(Page and application data records)
====================
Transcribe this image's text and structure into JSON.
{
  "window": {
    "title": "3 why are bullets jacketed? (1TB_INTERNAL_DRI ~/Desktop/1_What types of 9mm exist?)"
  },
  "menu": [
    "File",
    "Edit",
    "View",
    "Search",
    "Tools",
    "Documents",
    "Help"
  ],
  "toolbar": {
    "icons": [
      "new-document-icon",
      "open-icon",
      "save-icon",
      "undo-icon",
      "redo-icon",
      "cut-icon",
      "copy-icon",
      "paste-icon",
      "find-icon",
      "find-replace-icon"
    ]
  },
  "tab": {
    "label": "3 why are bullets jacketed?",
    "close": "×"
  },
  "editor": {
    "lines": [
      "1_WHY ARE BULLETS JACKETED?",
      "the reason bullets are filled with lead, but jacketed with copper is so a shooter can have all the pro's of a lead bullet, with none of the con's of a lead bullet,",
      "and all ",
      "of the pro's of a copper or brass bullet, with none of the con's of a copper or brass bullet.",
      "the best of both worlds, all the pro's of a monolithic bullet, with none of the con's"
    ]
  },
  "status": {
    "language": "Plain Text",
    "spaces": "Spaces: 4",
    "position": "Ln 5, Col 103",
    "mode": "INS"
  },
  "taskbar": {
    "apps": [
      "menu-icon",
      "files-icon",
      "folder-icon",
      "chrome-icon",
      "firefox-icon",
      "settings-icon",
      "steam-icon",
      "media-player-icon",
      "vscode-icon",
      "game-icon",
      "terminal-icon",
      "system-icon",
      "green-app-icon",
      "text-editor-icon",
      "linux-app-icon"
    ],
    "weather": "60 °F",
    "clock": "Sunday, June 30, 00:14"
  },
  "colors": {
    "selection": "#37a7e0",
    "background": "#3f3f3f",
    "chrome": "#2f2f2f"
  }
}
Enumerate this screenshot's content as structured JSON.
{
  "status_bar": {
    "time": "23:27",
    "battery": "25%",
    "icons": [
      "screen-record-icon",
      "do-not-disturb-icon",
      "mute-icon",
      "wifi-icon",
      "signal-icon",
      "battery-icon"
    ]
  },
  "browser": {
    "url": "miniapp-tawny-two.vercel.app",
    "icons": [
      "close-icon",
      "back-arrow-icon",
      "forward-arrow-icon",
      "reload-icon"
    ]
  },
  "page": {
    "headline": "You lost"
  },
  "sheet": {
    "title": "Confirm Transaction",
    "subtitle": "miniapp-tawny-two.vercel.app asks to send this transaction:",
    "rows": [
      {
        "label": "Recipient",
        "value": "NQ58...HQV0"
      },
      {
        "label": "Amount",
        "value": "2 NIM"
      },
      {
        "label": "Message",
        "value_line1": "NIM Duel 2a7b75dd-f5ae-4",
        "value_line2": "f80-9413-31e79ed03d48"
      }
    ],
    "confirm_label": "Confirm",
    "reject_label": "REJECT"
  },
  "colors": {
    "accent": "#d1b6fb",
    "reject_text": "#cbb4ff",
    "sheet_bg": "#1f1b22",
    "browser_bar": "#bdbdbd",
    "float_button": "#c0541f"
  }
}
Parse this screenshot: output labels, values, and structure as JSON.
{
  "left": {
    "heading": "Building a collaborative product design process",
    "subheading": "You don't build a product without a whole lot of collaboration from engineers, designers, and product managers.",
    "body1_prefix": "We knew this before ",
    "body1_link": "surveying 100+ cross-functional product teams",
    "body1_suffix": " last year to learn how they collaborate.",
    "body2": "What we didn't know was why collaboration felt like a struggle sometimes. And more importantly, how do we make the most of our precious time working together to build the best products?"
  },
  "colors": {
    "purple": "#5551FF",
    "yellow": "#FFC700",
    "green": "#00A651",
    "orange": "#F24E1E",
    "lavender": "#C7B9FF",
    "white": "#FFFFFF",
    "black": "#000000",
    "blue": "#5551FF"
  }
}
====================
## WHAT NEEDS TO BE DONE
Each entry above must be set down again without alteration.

## OUTPUT OF THE TASK
Transcribe this image's text and structure into JSON.
{
  "window": {
    "title": "3 why are bullets jacketed? (1TB_INTERNAL_DRI ~/Desktop/1_What types of 9mm exist?)"
  },
  "menu": [
    "File",
    "Edit",
    "View",
    "Search",
    "Tools",
    "Documents",
    "Help"
  ],
  "toolbar": {
    "icons": [
      "new-document-icon",
      "open-icon",
      "save-icon",
      "undo-icon",
      "redo-icon",
      "cut-icon",
      "copy-icon",
      "paste-icon",
      "find-icon",
      "find-replace-icon"
    ]
  },
  "tab": {
    "label": "3 why are bullets jacketed?",
    "close": "×"
  },
  "editor": {
    "lines": [
      "1_WHY ARE BULLETS JACKETED?",
      "the reason bullets are filled with lead, but jacketed with copper is so a shooter can have all the pro's of a lead bullet, with none of the con's of a lead bullet,",
      "and all ",
      "of the pro's of a copper or brass bullet, with none of the con's of a copper or brass bullet.",
      "the best of both worlds, all the pro's of a monolithic bullet, with none of the con's"
    ]
  },
  "status": {
    "language": "Plain Text",
    "spaces": "Spaces: 4",
    "position": "Ln 5, Col 103",
    "mode": "INS"
  },
  "taskbar": {
    "apps": [
      "menu-icon",
      "files-icon",
      "folder-icon",
      "chrome-icon",
      "firefox-icon",
      "settings-icon",
      "steam-icon",
      "media-player-icon",
      "vscode-icon",
      "game-icon",
      "terminal-icon",
      "system-icon",
      "green-app-icon",
      "text-editor-icon",
      "linux-app-icon"
    ],
    "weather": "60 °F",
    "clock": "Sunday, June 30, 00:14"
  },
  "colors": {
    "selection": "#37a7e0",
    "background": "#3f3f3f",
    "chrome": "#2f2f2f"
  }
}
Enumerate this screenshot's content as structured JSON.
{
  "status_bar": {
    "time": "23:27",
    "battery": "25%",
    "icons": [
      "screen-record-icon",
      "do-not-disturb-icon",
      "mute-icon",
      "wifi-icon",
      "signal-icon",
      "battery-icon"
    ]
  },
  "browser": {
    "url": "miniapp-tawny-two.vercel.app",
    "icons": [
      "close-icon",
      "back-arrow-icon",
      "forward-arrow-icon",
      "reload-icon"
    ]
  },
  "page": {
    "headline": "You lost"
  },
  "sheet": {
    "title": "Confirm Transaction",
    "subtitle": "miniapp-tawny-two.vercel.app asks to send this transaction:",
    "rows": [
      {
        "label": "Recipient",
        "value": "NQ58...HQV0"
      },
      {
        "label": "Amount",
        "value": "2 NIM"
      },
      {
        "label": "Message",
        "value_line1": "NIM Duel 2a7b75dd-f5ae-4",
        "value_line2": "f80-9413-31e79ed03d48"
      }
    ],
    "confirm_label": "Confirm",
    "reject_label": "REJECT"
  },
  "colors": {
    "accent": "#d1b6fb",
    "reject_text": "#cbb4ff",
    "sheet_bg": "#1f1b22",
    "browser_bar": "#bdbdbd",
    "float_button": "#c0541f"
  }
}
Parse this screenshot: output labels, values, and structure as JSON.
{
  "left": {
    "heading": "Building a collaborative product design process",
    "subheading": "You don't build a product without a whole lot of collaboration from engineers, designers, and product managers.",
    "body1_prefix": "We knew this before ",
    "body1_link": "surveying 100+ cross-functional product teams",
    "body1_suffix": " last year to learn how they collaborate.",
    "body2": "What we didn't know was why collaboration felt like a struggle sometimes. And more importantly, how do we make the most of our precious time working together to build the best products?"
  },
  "colors": {
    "purple": "#5551FF",
    "yellow": "#FFC700",
    "green": "#00A651",
    "orange": "#F24E1E",
    "lavender": "#C7B9FF",
    "white": "#FFFFFF",
    "black": "#000000",
    "blue": "#5551FF"
  }
}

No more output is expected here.